NEW DELHI, March 28 (UPI) -- Any decision from New Delhi to purchase crude oil from Iran is likely to weaken an already poor performing rupee, a currency specialist said.
New Delhi is expecting to move toward the rupee for Iranian crude oil once European Union sanctions on Iran take effect in July, reports Bloomberg News. Tehran, however, had said it would prefer at least partial payments in yen because of currency conversions.
India has struggled to pay for Iranian crude oil since the Reserve Bank of India opted in December 2010 to stop trading in euros and U.S. dollars. Rupees can't be converted easily and Bloomberg said the Indian currency is among the worst among Asian currencies.
Jonathan Cavenagh, a currency strategist at Westpac Banking Corp, told Bloomberg from Singapore that New Delhi's crude oil problems are "indeed negative for the rupee."

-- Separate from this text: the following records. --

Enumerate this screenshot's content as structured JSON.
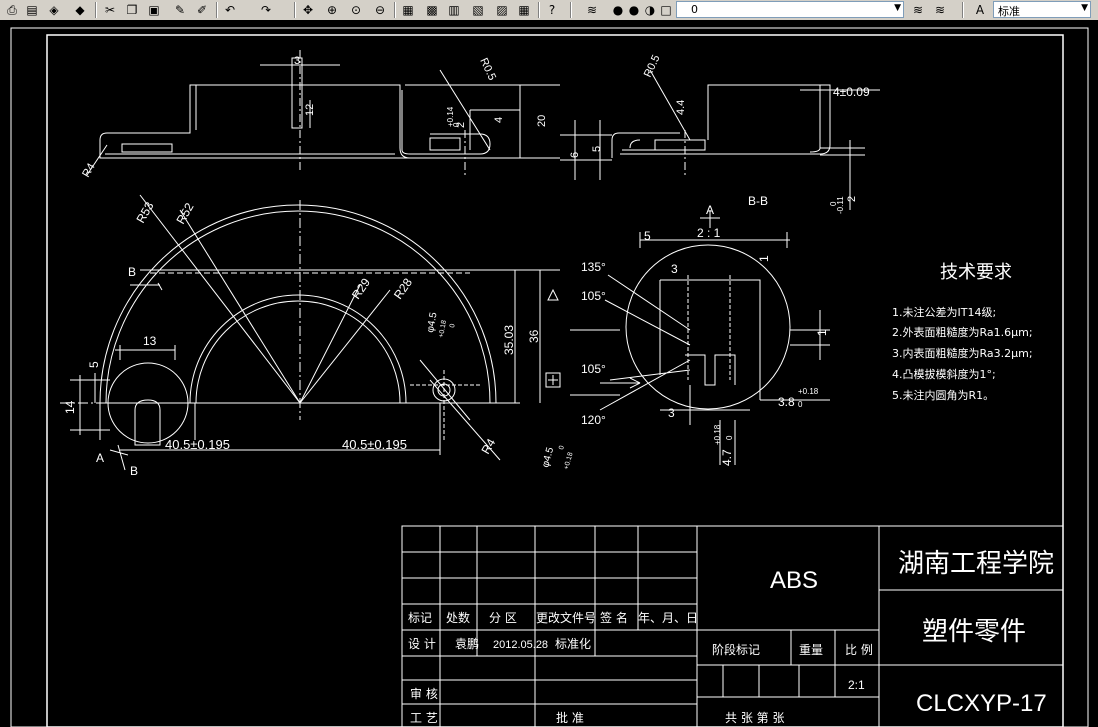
{
  "toolbar": {
    "icons": [
      "plot-icon",
      "plot-preview-icon",
      "publish-icon",
      "3d-dwf-icon",
      "cut-icon",
      "copy-icon",
      "paste-icon",
      "match-properties-icon",
      "block-editor-icon",
      "undo-icon",
      "redo-icon",
      "pan-icon",
      "zoom-realtime-icon",
      "zoom-window-icon",
      "zoom-previous-icon",
      "properties-icon",
      "design-center-icon",
      "tool-palettes-icon",
      "sheet-set-icon",
      "markup-icon",
      "quickcalc-icon",
      "help-icon",
      "layer-manager-icon",
      "layer-previous-icon",
      "layer-state-icon"
    ],
    "layer_value": "0",
    "text_style_value": "标准"
  },
  "drawing": {
    "dims_top": {
      "d3": "3",
      "d12": "12",
      "r05a": "R0.5",
      "tol_014": "+0.14",
      "tol_0": "0",
      "d2": "2",
      "d4": "4",
      "d20": "20",
      "r4": "R4",
      "d6": "6",
      "d5": "5",
      "r05b": "R0.5",
      "d44": "4.4",
      "d4tol": "4±0.09",
      "tol_011": "-0.11",
      "tol2_0": "0",
      "d2b": "2"
    },
    "dims_main": {
      "r53": "R53",
      "r52": "R52",
      "r29": "R29",
      "r28": "R28",
      "b_upper": "B",
      "b_lower": "B",
      "a_label": "A",
      "d13": "13",
      "d5": "5",
      "d14": "14",
      "d3503": "35.03",
      "d36": "36",
      "r4": "R4",
      "phi_top": "φ4.5",
      "phi_top_tol": "+0.18",
      "phi_top_tol0": "0",
      "phi_bot": "φ4.5",
      "phi_bot_tol": "+0.18",
      "phi_bot_tol0": "0",
      "d405a": "40.5±0.195",
      "d405b": "40.5±0.195"
    },
    "detail": {
      "label_a": "A",
      "scale": "2 : 1",
      "label_bb": "B-B",
      "d5": "5",
      "d1a": "1",
      "d3a": "3",
      "d1b": "1",
      "d3b": "3",
      "a135": "135°",
      "a105a": "105°",
      "a105b": "105°",
      "a120": "120°",
      "d38": "3.8",
      "d38tol": "+0.18",
      "d38tol0": "0",
      "d47": "4.7",
      "d47tol": "+0.18",
      "d47tol0": "0"
    },
    "notes": {
      "title": "技术要求",
      "items": [
        "1.未注公差为IT14级;",
        "2.外表面粗糙度为Ra1.6μm;",
        "3.内表面粗糙度为Ra3.2μm;",
        "4.凸模拔模斜度为1°;",
        "5.未注内圆角为R1。"
      ]
    },
    "title_block": {
      "row_headers": [
        "标记",
        "处数",
        "分 区",
        "更改文件号",
        "签 名",
        "年、月、日"
      ],
      "design_label": "设 计",
      "designer": "袁鹏",
      "date": "2012.05.28",
      "standardize": "标准化",
      "review": "审 核",
      "process": "工 艺",
      "approve": "批 准",
      "material": "ABS",
      "stage_mark": "阶段标记",
      "weight": "重量",
      "scale_label": "比 例",
      "scale_value": "2:1",
      "sheets": "共  张  第  张",
      "school": "湖南工程学院",
      "part_name": "塑件零件",
      "drawing_no": "CLCXYP-17"
    }
  }
}
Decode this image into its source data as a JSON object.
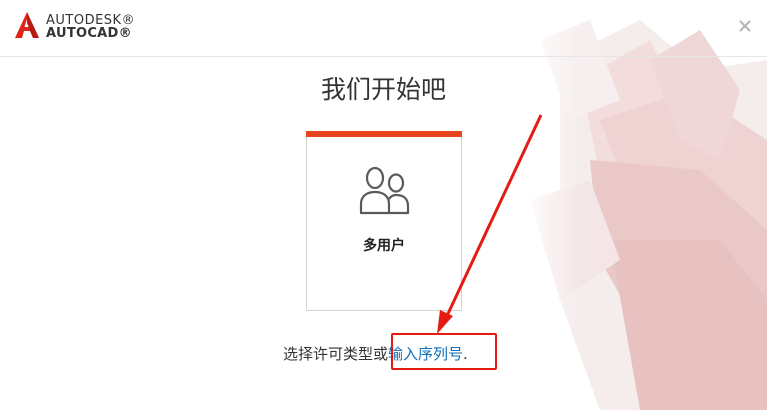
{
  "header": {
    "brand_line1": "AUTODESK®",
    "brand_line2": "AUTOCAD®",
    "close_icon": "close-icon"
  },
  "main": {
    "title": "我们开始吧",
    "card": {
      "label": "多用户",
      "icon": "users-icon"
    },
    "footer": {
      "prefix": "选择许可类型或",
      "link": "输入序列号",
      "suffix": "."
    }
  },
  "colors": {
    "accent": "#e8441d",
    "link": "#0f6fb7",
    "annotation": "#e51b12",
    "logo_red": "#e0251b"
  }
}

New Delhi relies on imports for as much as 80 percent of its oil needs and counts on Iran as its No. 2 supplier. The government has called for a gradual move away from Iranian crude, however, because of sanctions pressure on Tehran.
The U.S. law targeting Iran's central bank applies to a country that isn't making significant reductions in its crude oil purchases from Iran by the second quarter of 2012.
If New Delhi doesn't cut back, the White House might target New Delhi with sanctions because of its energy ties to Iran.